The Office for Statistics Regulation has today published a review of income-based poverty statistics. 

The concept of poverty means different things to different people, which makes it difficult to define and measure. However, official statistics on income-based poverty play a vital role in helping central and local governments to understand the prevalence and nature of poverty, supporting policy decisions and targeted service delivery.   

Whilst the Department for Work and Pensions (DWP) and the Office for National Statistics (ONS) are the primary producers of official statistics on income-based poverty, there are also a number of other official statistics producers working in this space. These include the Northern Ireland, Scottish and Welsh Governments. The recommendations in our report pertain to these producers. There are also several prominent organisations outside of government that contribute to the wider evidence base on poverty.   
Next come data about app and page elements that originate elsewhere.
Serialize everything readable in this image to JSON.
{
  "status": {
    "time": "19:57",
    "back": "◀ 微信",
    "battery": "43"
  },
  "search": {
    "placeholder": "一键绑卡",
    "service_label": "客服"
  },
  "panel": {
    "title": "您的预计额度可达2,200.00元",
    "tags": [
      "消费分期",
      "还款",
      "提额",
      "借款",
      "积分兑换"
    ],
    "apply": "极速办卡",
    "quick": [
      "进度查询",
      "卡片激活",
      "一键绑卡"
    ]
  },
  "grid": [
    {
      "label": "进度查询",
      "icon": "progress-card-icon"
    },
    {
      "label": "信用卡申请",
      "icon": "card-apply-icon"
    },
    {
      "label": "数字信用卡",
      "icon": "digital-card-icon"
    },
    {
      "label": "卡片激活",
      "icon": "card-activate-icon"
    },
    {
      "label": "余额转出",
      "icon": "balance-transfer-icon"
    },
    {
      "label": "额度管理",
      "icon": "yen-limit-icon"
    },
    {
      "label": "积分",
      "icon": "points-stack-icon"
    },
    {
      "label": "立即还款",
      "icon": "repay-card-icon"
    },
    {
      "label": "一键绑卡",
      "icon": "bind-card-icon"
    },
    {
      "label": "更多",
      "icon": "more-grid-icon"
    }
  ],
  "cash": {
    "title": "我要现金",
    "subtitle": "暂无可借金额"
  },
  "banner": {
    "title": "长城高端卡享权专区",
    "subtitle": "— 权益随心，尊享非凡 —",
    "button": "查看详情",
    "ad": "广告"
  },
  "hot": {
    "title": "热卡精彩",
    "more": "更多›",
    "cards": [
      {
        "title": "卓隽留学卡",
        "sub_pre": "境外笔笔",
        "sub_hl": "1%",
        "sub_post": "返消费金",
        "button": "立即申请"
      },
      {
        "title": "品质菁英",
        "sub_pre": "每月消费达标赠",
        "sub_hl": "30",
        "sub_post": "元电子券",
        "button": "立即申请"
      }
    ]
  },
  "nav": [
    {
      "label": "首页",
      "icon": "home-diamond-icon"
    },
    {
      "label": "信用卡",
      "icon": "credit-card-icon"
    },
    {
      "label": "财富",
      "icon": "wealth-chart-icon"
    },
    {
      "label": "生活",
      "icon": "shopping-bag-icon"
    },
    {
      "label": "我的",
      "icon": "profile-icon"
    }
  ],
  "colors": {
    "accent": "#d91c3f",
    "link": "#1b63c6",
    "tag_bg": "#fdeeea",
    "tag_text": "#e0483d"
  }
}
Information needs in the poverty space are multi-faceted and encompass a range of specialist interests and priorities. To meet these broad needs, we found that poverty is most helpfully viewed as a basket of main measures. One measure could not adequately meet all the differing needs that users have for poverty statistics.   

We found that there is untapped potential within administrative data to augment and improve existing income-based poverty statistics – something which is already being explored by DWP and ONS. However, there remains a substantial role for sample-based surveys to ask the questions that administrative data cannot capture such as family structure and housing costs. 

It is important that decisions around development of the statistics are communicated openly to enhance public confidence in the data. Government departments need to take a wider view of user interests and look beyond immediate policy needs. 

Poverty is, and always will be, a complicated statistical landscape to navigate. We want to ensure though that official statistics provide a robust evidence base for individuals and organisations to reach informed decisions, answer important questions, make the case for change and hold government to account. We hope that the publication of our review today will inform the wider public debate on poverty and drive the positive change and innovation in the official statistics that is required to meet the needs of users.